  • I was trying to be patient and did not add the super until the 8 frames were mostly full. But I don’t think I met your third criteria, Dawn. The last two frames weren’t really full with bees.

So, they seem in pretty good shape now, but wish me luck that I can get the second brood box on before they get impatient and try to swarm again.

Thanks all for your support!
Art


#6

Can you just clarify?

You saw no eggs. Did you see your queen?
Why did you take the queen cells down?


#7

What I meant was that I saw no eggs in the comb that was deeper and looked like it was drawn for drones. The queen is still there, and she is young and has done well so far these last six weeks, so I would rather she didn’t swarm. That’s also why I removed the queen cells. I thought about doing a split, but was not really set up and prepared to do that yet. Basically I’d just like to get this one hive going and healthy enough to get through the winter, so they can enjoy a happy and productive year next year in my new flow hive, if that makes sense.

Also, I meant to ask all of you experts about the theory behind when to use two deep brood boxes, when to use three medium brood box (some people do that here), and when you might only use one deep brood box. Does that depend on the climate in your area? In Australia do they only use one brood box? I realize now that I should have known better, but all the photos on honeyflow.com of one brood box and one flow super confused me, I guess.


#8

In the US, if you have a definite winter, or a period with a long nectar dearth, you should probably use 2 brood boxes. The commercial guys only use one, but they feed all winter. Feeding is fine, but it is much better for the bees to overwinter on their own honey.

If you don’t want to lift the weight of a full deep, you can keep your brood in mediums instead. Three mediums have approximately the same storage/brood space as 2 deeps.
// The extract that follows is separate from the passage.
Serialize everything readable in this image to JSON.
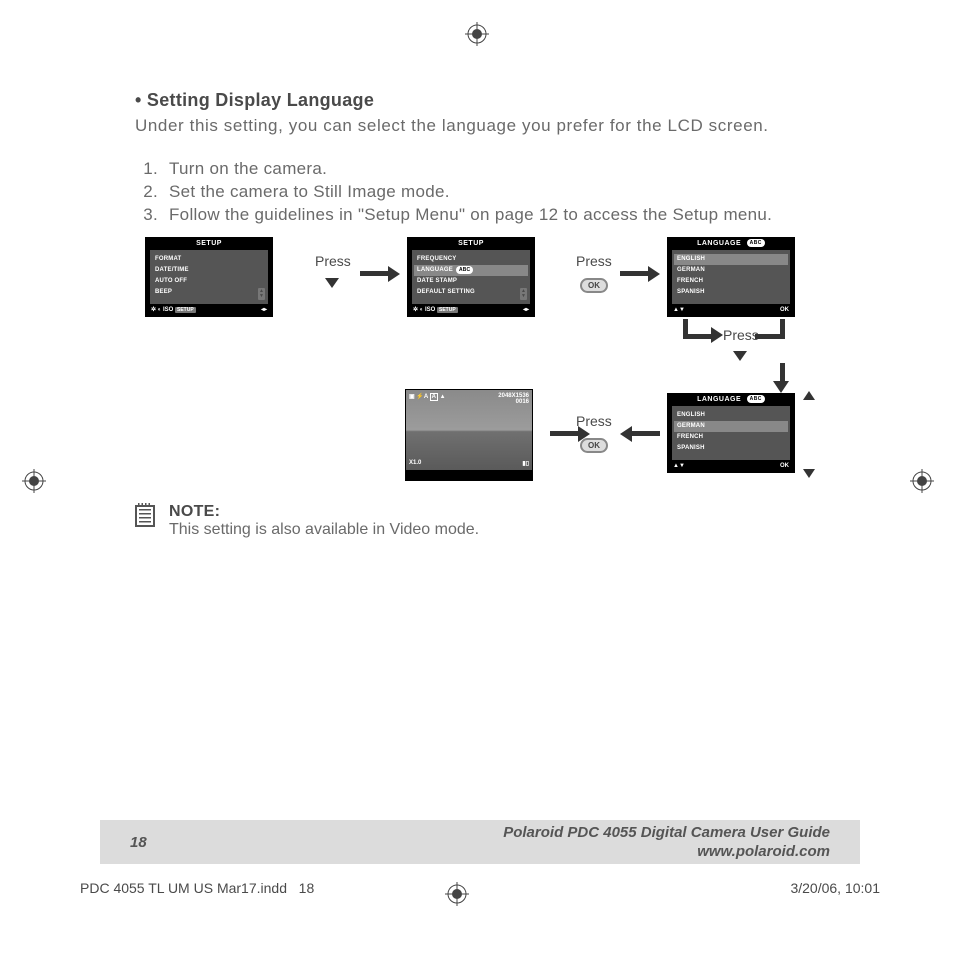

Tropical and subtropical climates are mild enough to keep a colony in one deep for brood. That is because there is never a big gap in the nectar flow in these climates, so the bees do not need a lot of storage space. The Flow hive was developed in a subtropical climate. All clear now? :blush:


#9

I get the feeling that the ‘tornados’ of bees you are referring to were just orienting bees. The tornados that I have seen were literally the size of my front yard and the windscreen of my car got covered in yellow poo!

Were the QCs that you tore down full or empty (just queen cells)? If empty, not full of beautiful white royal jelly, it doesn’t mean they are going to swarm.


#10

Nope. I still have a lot to learn about beekeeping, but I know enough to say with confidence that the “event” outside my hive on on Thursday was not orienting bees :slight_smile: I don’t know exactly why they were preparing to swarm, or why they decided not to, but I still think “almost swarm” is a good term for it. In the previous swarm that I saw the bees ultimately formed a football-size clump on a tree about 20 feet from the hive. The behavior this time (and the sound and sheer number of bees) was exactly the same for the first 5-10 minutes. The only difference this time was that instead of forming a football, they eventually started going back into the hive without forming a full cluster. One of my mentors from our beekeeping guild here told me this sometimes happens, so at least I don’t feel totally alone.


#11

That makes total sense. Thanks!


#12

Im certainly no expert but here generally speaking in Western Australia, I believe most folks run 1 brood and 1or2 supers.

I personally run 2 supers, u need to remember we (Perth) dont have the cold climates of other states and countries and our cold weather runs for a short period. Do what is generally accepted practice for y area.

Just do what the locals do, as thats what I’ve done.

Any bee clubs in yr area Art